As the grape harvest approaches and wineries begin to focus more intensely on making wine rather than selling it, Calera’s happy hour will wrap up its happy hour event Sept. 29, which happens from 3 p.m. to 5 p.m. on Fridays.

“We feature some of our newer releases and a lot of our Central Coast varietals,” said Danielle Burke, Calera’s hospitality and sales manager. “There’s food trucks, charcuterie, live music, and wines by the bottle or glass.”

The final two happy hours cap off what has been a summer filled with appearances by Calera at events like the Gabilan Chapter Seneca Wine and Food Tasting held at Swank Farms and the first Del Mar Wine and Food Tasting Festival in San Diego. There have been events at the winery as well, such as the Taste of Calera, where guests had a curated tasting with Calera winemaker Mike Waller. 

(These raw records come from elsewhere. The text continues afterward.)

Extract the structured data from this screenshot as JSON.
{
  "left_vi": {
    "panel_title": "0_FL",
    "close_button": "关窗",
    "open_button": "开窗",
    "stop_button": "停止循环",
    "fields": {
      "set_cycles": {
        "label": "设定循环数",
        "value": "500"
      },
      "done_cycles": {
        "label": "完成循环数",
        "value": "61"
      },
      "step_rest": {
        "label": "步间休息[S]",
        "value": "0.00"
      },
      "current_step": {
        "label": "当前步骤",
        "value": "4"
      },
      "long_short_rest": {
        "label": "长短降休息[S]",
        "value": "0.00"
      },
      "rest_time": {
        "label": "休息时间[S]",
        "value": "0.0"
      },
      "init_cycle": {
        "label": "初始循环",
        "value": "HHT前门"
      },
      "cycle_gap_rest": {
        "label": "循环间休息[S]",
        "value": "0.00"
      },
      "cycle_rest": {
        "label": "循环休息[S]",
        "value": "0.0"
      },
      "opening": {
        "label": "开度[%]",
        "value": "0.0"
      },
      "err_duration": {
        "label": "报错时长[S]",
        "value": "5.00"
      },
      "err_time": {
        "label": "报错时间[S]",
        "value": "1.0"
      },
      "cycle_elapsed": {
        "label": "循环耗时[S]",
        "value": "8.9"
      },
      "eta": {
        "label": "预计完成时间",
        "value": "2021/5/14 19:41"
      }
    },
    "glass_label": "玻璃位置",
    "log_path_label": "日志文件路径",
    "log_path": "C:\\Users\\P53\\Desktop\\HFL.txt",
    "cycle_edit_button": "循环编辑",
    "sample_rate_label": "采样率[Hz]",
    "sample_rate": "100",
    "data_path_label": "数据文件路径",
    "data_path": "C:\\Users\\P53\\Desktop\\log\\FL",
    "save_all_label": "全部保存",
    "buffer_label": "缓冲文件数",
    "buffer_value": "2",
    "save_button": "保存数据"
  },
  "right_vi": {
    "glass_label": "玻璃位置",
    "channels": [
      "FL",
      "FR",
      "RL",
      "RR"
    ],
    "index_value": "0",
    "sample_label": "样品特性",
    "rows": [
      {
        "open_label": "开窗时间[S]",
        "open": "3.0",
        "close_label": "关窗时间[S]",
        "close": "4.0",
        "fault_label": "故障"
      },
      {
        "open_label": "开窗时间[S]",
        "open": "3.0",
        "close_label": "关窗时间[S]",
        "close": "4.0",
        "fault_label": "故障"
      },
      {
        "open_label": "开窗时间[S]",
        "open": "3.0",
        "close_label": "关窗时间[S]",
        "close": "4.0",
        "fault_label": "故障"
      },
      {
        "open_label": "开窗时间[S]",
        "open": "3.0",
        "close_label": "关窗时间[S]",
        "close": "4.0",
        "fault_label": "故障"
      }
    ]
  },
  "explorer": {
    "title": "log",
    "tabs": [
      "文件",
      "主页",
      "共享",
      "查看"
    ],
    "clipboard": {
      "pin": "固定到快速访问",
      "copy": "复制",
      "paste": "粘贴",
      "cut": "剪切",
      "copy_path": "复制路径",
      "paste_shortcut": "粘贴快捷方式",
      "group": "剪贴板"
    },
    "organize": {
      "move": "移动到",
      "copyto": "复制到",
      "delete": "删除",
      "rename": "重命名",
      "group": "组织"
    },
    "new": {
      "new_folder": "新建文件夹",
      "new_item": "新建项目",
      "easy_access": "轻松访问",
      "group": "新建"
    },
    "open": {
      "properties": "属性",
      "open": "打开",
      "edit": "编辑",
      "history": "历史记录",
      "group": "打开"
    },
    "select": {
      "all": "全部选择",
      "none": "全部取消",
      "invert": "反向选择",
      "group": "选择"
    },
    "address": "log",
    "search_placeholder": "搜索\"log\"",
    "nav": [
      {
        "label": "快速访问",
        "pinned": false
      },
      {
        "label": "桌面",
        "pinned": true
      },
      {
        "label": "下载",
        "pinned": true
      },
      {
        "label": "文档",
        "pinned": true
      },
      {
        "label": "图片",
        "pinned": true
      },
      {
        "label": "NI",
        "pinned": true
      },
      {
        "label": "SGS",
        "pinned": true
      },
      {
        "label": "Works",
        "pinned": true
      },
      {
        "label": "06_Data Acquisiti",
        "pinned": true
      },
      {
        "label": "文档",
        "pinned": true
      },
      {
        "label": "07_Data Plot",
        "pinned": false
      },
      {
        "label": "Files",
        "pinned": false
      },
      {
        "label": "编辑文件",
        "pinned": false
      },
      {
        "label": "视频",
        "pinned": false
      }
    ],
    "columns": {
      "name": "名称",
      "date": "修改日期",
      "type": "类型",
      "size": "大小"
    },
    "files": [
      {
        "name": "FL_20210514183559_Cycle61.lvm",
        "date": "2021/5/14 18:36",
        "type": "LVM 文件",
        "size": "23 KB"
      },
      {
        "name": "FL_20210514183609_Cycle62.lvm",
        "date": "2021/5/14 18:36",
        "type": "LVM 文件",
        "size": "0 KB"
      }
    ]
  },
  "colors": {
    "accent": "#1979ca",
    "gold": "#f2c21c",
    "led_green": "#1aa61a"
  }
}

“The yearly Seneca event, in particular, is a great cause,” said Burke, who is also on the board of directors of the chapter. “We’ve raised money to start a clinic to check in on the mental health of foster and adopted children, making sure that they’re good, and they have someone to  talk to.”

Calera Wines. Photo by Robert Eliason.
Calera Wines. Photo by Robert Eliason.

2022 Central Coast Vin Gris of Pinot Noir ($28) – “It’s very refreshing, especially in the summertime.” Burke said. “It’s got just a little strawberry kind of thing going on that makes it very popular up here.” Made with 100% whole cluster pressed pinot noir grapes, it has a rich, full-on fruit aroma and a distinct crispness. Burke’s strawberries are there, but so are tones of grapefruit and watermelon. It is a delightful lunch-time wine with nicely balanced acids and minerality, perfect for sipping while nibbling some sharp cheddar cheese.  

2021 Mt. Harlan Chardonnay ($65) –  “This has always been one of the fan favorites here,” Burke said. “It’s more on the dry and fruity side compared to something like a Rombauer.” It’s a very smooth chardonnay, nicely balanced with an oak and lemon aroma, a tingling tinge of green apple acid, lingering passionfruit and a hint of baked bread and sage. This is my favorite kind of chardonnay: bright, buttery, and utterly compelling.

2020 Mt. Harlan Jensen Vineyard Pinot Noir ($125) – (94 points Wine Spectator, 96 points Wine Review Online) “This one was definitely a great release,” Burke said. “It is one of our more sought-after wines, and we have a lot of guests who come up here just to purchase this wine.”  This is Calera’s flagship wine, bearing a gorgeous aroma of black raspberry, dark tea, and tobacco. It is stunningly well-rounded and fruit-forward, with balanced notes of strawberry, bay, dried cherries and rhubarb against light tannins and modest acidity. The wine finishes with an elegance that makes you want to immediately sip again. 

2019 Mt Harlan Reed Vineyard Pinot Noir ($85) – Forbes Magazine wine critic Katie Kelly Bell described this wine as being “both decadent and serious at the same time” when she named it as one of the 12 best wines of 2022. It is a stately wine, with restrained notes of oak, sage and pepper gliding over a base of rustic dark cherry, modest tannins and charming minerality. “It does have an earthy tone,” said Burke, “but it has a lightness and airiness to it that gives it a great drinkability.”  If Joe Satake is going to monopolize the Jensen pinot, I would be happy to have this one around. Of the four wines, this is my pick. With a beautiful aroma, an excellent mouthfeel, a swirl of flavor notes that keeps you engaged and a graceful finish, this one is worth keeping around for company. 

Recommendations for future Eat, Drink, Savor articles can be emailed to roberteliason@benitolink.com.

BenitoLink thanks our underwriters, Hollister Super and Windmill Market, for helping to expand the Eat, Drink, Savor series and give our readers the stories that interest them. Hollister Super (two stores in Hollister) and Windmill Market (in San Juan Bautista) support reporting on the inspired and creative people behind the many delicious food and drink products made in San Benito County. All editorial decisions are made by BenitoLink.